Pakistan’s top court has handed over the management of the oldest missionary education institution in Khyber Pakhtunkhwa (KPK) province to the local government.
Three judges of the Supreme Court of Pakistan on June 3 rejected a petition filed by Church of Pakistan Bishop Humphrey Peters of Peshawar seeking a review of a Peshawar High Court 2019 order that declared Edwardes College Peshawar as a nationalized educational institution.
However, the property remains owned by the Church of Pakistan’s Diocese of Lahore.
“We are afraid that the contention of the petitioner is not correct. The government of KPK shall propose the criteria for appointment of the principal, Edwardes College Peshawar,” stated the Supreme Court order.

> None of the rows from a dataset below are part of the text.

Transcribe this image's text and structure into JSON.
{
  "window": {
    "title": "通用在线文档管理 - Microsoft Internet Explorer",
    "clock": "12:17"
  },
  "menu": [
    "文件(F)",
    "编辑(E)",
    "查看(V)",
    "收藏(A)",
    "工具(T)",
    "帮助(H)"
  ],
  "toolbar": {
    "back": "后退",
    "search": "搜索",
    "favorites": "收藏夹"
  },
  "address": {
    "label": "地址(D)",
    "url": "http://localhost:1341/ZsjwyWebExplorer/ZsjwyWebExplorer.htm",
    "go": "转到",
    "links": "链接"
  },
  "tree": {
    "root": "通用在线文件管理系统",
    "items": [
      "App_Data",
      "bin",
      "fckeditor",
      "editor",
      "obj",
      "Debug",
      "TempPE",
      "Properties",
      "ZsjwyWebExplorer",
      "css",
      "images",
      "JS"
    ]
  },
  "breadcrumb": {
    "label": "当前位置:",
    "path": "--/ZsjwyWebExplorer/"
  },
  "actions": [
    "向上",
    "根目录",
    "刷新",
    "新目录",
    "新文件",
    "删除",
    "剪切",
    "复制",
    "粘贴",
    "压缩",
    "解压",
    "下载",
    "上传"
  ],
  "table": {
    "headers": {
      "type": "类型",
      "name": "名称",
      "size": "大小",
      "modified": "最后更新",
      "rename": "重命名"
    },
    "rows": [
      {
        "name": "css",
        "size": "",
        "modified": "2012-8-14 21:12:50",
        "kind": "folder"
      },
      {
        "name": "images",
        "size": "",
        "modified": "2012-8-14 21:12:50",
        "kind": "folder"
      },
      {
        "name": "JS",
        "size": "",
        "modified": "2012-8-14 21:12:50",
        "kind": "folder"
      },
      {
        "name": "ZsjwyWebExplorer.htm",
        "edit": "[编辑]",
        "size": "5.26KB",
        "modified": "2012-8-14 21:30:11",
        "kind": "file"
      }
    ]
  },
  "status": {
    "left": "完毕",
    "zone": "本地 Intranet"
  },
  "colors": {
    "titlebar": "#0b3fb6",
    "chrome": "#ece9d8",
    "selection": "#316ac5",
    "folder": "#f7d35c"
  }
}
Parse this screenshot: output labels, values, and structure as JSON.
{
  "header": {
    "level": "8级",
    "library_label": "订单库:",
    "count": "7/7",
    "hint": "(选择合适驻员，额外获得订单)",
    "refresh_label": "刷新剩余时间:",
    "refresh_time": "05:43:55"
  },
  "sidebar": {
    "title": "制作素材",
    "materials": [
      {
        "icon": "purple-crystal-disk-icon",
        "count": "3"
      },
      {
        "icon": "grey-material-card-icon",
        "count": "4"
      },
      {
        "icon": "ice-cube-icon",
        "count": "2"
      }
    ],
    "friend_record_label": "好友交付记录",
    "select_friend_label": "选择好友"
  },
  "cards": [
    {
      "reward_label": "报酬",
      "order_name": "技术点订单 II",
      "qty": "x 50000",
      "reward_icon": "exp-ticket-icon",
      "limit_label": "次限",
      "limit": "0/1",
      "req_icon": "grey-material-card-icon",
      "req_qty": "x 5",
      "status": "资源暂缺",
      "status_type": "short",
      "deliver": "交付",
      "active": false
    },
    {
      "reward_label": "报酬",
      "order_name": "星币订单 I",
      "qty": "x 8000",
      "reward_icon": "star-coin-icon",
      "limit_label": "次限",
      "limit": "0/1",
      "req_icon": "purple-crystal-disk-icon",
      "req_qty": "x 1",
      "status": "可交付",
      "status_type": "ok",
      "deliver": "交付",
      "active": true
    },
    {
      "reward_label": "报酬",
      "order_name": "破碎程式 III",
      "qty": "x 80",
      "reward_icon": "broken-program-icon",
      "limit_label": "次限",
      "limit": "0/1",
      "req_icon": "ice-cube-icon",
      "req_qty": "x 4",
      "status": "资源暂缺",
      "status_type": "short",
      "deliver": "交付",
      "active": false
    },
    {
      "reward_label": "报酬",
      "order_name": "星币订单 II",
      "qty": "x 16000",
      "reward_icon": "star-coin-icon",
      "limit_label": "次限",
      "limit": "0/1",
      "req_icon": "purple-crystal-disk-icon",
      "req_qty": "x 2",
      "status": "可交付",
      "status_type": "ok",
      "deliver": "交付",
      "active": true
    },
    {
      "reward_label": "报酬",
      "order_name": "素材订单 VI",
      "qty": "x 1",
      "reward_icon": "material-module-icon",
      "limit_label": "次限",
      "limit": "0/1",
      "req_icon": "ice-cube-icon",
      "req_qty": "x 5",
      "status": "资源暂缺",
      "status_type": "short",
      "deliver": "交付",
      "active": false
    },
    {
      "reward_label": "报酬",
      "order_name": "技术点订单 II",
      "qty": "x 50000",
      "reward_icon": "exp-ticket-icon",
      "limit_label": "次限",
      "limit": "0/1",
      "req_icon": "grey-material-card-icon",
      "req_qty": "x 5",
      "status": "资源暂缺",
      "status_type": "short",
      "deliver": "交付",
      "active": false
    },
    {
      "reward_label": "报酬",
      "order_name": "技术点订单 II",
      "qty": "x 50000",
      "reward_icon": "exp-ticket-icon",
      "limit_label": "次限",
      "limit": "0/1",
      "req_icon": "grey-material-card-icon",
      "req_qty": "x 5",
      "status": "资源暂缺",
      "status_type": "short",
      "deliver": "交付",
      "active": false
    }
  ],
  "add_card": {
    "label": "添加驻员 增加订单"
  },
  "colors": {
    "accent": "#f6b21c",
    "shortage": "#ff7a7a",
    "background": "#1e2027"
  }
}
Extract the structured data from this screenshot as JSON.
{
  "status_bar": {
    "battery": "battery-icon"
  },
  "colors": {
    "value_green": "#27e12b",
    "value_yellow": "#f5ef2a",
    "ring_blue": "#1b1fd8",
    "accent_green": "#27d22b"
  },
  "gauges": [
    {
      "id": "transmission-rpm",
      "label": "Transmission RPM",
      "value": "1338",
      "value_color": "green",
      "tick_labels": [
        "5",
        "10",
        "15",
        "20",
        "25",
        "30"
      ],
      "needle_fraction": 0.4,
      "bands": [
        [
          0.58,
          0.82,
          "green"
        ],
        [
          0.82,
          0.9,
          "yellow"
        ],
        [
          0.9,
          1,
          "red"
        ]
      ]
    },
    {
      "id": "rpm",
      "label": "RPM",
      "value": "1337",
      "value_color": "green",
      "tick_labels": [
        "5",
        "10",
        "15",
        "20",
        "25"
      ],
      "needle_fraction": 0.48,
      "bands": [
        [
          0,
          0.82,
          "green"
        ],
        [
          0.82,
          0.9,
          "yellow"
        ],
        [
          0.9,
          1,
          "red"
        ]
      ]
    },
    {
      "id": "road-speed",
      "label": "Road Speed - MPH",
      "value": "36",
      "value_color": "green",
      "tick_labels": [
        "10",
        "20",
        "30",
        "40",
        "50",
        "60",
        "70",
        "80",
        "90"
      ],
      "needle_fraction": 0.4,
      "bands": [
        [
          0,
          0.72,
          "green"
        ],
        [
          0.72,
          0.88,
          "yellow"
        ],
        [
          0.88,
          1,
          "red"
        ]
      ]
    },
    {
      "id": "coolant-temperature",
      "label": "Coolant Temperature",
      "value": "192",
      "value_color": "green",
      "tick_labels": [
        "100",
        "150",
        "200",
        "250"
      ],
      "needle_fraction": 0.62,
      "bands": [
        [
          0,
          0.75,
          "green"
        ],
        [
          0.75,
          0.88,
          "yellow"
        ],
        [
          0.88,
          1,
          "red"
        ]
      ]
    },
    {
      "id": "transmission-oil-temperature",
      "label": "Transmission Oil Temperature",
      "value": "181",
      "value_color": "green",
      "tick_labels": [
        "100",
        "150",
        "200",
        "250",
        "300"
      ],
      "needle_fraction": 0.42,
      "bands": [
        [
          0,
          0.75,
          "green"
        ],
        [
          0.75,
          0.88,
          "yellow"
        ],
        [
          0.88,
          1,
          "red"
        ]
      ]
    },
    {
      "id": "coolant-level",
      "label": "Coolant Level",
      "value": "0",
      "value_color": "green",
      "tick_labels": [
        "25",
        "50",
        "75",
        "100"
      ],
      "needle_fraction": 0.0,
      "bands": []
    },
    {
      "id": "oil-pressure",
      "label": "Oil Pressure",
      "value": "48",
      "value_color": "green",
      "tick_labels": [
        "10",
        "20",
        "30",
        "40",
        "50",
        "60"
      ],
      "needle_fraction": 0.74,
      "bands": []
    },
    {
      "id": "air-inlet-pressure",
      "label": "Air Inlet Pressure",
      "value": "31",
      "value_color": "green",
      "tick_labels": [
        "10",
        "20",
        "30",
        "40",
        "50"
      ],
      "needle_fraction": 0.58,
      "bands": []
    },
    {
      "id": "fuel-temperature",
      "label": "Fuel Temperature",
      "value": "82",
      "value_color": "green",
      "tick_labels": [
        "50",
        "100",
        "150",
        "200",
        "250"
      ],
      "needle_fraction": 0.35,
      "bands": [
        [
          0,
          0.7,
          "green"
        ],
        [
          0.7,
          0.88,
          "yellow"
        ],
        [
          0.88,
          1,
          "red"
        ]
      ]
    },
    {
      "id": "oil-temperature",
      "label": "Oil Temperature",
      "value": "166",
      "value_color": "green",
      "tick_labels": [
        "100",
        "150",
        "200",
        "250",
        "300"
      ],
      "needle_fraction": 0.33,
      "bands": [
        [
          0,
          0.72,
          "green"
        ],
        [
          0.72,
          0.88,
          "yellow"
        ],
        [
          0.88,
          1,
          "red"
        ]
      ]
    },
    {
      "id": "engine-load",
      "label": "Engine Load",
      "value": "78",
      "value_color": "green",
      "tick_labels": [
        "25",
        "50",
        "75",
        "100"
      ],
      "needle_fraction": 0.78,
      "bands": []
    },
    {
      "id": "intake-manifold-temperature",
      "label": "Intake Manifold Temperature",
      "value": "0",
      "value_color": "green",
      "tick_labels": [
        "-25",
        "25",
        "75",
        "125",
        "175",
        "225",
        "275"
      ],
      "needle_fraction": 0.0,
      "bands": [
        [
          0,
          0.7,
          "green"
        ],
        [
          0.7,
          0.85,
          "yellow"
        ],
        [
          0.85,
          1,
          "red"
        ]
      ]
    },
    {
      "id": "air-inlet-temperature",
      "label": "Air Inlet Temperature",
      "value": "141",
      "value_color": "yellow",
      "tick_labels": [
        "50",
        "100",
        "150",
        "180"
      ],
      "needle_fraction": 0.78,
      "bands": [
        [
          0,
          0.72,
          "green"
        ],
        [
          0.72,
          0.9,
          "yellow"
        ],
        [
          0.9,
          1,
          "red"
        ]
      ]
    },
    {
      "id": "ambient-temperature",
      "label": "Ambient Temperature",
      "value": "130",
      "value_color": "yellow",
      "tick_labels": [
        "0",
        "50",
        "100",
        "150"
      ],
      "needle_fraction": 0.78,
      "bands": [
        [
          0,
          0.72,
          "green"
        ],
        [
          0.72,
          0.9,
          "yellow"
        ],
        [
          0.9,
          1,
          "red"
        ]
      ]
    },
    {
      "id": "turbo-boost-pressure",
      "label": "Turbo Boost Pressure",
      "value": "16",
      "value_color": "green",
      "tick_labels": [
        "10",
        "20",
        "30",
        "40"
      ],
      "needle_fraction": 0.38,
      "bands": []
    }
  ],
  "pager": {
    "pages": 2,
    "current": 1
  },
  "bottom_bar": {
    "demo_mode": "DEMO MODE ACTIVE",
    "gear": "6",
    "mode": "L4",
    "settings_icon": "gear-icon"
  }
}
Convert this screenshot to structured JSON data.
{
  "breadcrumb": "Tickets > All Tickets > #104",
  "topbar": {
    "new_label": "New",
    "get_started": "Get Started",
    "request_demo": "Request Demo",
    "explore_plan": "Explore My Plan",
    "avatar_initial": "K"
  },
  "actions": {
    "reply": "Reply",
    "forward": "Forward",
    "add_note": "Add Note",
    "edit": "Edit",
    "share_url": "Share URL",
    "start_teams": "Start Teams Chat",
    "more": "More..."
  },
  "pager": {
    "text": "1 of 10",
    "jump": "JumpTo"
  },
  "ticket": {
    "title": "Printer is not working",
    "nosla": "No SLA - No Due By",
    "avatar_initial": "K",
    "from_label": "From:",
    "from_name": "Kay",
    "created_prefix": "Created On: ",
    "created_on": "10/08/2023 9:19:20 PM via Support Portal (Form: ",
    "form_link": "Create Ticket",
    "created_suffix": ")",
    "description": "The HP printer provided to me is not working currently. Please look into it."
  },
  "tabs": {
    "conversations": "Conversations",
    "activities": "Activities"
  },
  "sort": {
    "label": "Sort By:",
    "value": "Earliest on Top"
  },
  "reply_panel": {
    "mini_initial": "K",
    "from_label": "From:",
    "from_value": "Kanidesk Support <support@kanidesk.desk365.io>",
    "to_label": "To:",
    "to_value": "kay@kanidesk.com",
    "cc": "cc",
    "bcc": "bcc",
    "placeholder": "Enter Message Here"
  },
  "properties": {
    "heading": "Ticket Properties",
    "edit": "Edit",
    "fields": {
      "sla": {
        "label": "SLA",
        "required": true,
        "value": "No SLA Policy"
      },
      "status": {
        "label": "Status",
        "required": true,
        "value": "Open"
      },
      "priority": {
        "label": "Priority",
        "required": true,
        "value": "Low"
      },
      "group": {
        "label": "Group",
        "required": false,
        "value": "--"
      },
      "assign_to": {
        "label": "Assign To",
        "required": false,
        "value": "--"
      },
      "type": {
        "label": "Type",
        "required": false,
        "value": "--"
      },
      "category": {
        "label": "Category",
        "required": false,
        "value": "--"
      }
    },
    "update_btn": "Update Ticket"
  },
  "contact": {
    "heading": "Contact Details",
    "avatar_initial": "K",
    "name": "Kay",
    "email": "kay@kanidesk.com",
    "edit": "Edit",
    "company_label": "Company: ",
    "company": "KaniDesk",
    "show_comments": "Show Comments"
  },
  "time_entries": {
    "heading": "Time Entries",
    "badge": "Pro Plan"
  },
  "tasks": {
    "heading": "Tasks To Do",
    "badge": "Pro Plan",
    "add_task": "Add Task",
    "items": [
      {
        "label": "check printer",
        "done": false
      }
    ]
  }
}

“The same shall be conveyed to Diocese of Lahore … Edwardes College shall be run and managed strictly on professional lines under the overall supervision of the board of governors headed by the worthy governor, KPK.”
Officials of Peshawar Diocese condemned the move. “We shall protest and organize a press conference; this is injustice. The order dissolves the church-headed board of governors led by Bishop Humphrey. The assets of religious minorities are not safe,” said Yasir Bhatti, a Church of Pakistan activist.
Recent research ... blamed the nationalization of Pakistan's private schools for low literacy levels among the Christian community
“Dark day of Supreme Court of Pakistan. Implemented dictator’s law in democratic government after 50 years to take Edwardes College Peshawar. A property of church mission society,” stated Azeem Masih, a UK-based Pakistani Christian, in a tweet.
Recent research by the Center for Social Justice blamed the nationalization of Pakistan's private schools for low literacy levels among the Christian community, weakened church institutions and for creating fear among them.
The report, titled "Lessons from the Nationalization of Education in 1972," claims 118 missionary institutions remained nationalized by June 2020. The study confirmed that among these schools in Punjab and Sindh only 50 percent had been denationalized as of November 2019.
The findings explored fallout from 1972 when the government seized control of all schools, colleges and hospitals held by Christians under President Zulfikar Ali Bhutto's policy of nationalization.
In 2004, President Pervez Musharraf ordered the conditional privatization of minority educational institutions. As a result, 59 institutions were returned to churches without the offer of any compensation.